*About this task*
Nothing in the data may be altered; restate all of it exactly.

═══ Provided information

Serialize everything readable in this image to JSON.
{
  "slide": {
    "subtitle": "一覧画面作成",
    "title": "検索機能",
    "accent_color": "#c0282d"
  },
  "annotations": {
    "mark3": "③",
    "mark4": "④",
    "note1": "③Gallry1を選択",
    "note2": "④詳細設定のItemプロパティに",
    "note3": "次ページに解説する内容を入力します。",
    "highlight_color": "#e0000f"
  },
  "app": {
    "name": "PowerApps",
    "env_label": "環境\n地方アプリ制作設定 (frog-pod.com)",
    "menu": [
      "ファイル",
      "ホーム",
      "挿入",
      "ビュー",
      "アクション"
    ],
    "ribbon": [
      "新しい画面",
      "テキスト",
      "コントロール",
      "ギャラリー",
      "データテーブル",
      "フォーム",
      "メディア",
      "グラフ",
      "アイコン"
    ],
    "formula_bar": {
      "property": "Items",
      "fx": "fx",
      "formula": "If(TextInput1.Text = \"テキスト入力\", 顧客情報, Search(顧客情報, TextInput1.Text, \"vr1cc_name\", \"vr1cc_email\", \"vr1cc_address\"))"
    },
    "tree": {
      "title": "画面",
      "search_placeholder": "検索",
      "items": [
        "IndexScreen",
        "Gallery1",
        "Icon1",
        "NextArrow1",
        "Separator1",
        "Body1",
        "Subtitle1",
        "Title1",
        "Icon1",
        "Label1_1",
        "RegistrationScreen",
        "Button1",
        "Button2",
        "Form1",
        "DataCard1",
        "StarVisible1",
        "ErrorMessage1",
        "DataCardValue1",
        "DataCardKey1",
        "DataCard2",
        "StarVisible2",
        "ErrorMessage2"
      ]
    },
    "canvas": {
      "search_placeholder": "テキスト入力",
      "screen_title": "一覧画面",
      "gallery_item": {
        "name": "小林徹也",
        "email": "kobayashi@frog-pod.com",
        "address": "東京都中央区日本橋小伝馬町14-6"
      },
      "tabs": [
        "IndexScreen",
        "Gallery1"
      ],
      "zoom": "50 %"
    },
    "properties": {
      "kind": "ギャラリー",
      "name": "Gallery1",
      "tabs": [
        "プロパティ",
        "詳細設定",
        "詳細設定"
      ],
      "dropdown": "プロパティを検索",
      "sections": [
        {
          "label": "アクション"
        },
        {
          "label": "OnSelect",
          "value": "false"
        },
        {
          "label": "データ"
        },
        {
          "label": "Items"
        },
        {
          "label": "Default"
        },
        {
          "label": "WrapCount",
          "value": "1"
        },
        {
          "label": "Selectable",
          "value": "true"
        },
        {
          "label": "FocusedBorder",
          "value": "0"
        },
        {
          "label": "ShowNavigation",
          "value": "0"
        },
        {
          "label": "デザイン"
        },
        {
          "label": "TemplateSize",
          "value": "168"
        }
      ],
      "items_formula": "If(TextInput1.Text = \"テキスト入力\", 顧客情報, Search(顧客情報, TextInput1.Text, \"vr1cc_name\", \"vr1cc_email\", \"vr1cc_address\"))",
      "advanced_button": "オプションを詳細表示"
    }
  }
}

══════

*Finished task*
Serialize everything readable in this image to JSON.
{
  "slide": {
    "subtitle": "一覧画面作成",
    "title": "検索機能",
    "accent_color": "#c0282d"
  },
  "annotations": {
    "mark3": "③",
    "mark4": "④",
    "note1": "③Gallry1を選択",
    "note2": "④詳細設定のItemプロパティに",
    "note3": "次ページに解説する内容を入力します。",
    "highlight_color": "#e0000f"
  },
  "app": {
    "name": "PowerApps",
    "env_label": "環境\n地方アプリ制作設定 (frog-pod.com)",
    "menu": [
      "ファイル",
      "ホーム",
      "挿入",
      "ビュー",
      "アクション"
    ],
    "ribbon": [
      "新しい画面",
      "テキスト",
      "コントロール",
      "ギャラリー",
      "データテーブル",
      "フォーム",
      "メディア",
      "グラフ",
      "アイコン"
    ],
    "formula_bar": {
      "property": "Items",
      "fx": "fx",
      "formula": "If(TextInput1.Text = \"テキスト入力\", 顧客情報, Search(顧客情報, TextInput1.Text, \"vr1cc_name\", \"vr1cc_email\", \"vr1cc_address\"))"
    },
    "tree": {
      "title": "画面",
      "search_placeholder": "検索",
      "items": [
        "IndexScreen",
        "Gallery1",
        "Icon1",
        "NextArrow1",
        "Separator1",
        "Body1",
        "Subtitle1",
        "Title1",
        "Icon1",
        "Label1_1",
        "RegistrationScreen",
        "Button1",
        "Button2",
        "Form1",
        "DataCard1",
        "StarVisible1",
        "ErrorMessage1",
        "DataCardValue1",
        "DataCardKey1",
        "DataCard2",
        "StarVisible2",
        "ErrorMessage2"
      ]
    },
    "canvas": {
      "search_placeholder": "テキスト入力",
      "screen_title": "一覧画面",
      "gallery_item": {
        "name": "小林徹也",
        "email": "kobayashi@frog-pod.com",
        "address": "東京都中央区日本橋小伝馬町14-6"
      },
      "tabs": [
        "IndexScreen",
        "Gallery1"
      ],
      "zoom": "50 %"
    },
    "properties": {
      "kind": "ギャラリー",
      "name": "Gallery1",
      "tabs": [
        "プロパティ",
        "詳細設定",
        "詳細設定"
      ],
      "dropdown": "プロパティを検索",
      "sections": [
        {
          "label": "アクション"
        },
        {
          "label": "OnSelect",
          "value": "false"
        },
        {
          "label": "データ"
        },
        {
          "label": "Items"
        },
        {
          "label": "Default"
        },
        {
          "label": "WrapCount",
          "value": "1"
        },
        {
          "label": "Selectable",
          "value": "true"
        },
        {
          "label": "FocusedBorder",
          "value": "0"
        },
        {
          "label": "ShowNavigation",
          "value": "0"
        },
        {
          "label": "デザイン"
        },
        {
          "label": "TemplateSize",
          "value": "168"
        }
      ],
      "items_formula": "If(TextInput1.Text = \"テキスト入力\", 顧客情報, Search(顧客情報, TextInput1.Text, \"vr1cc_name\", \"vr1cc_email\", \"vr1cc_address\"))",
      "advanced_button": "オプションを詳細表示"
    }
  }
}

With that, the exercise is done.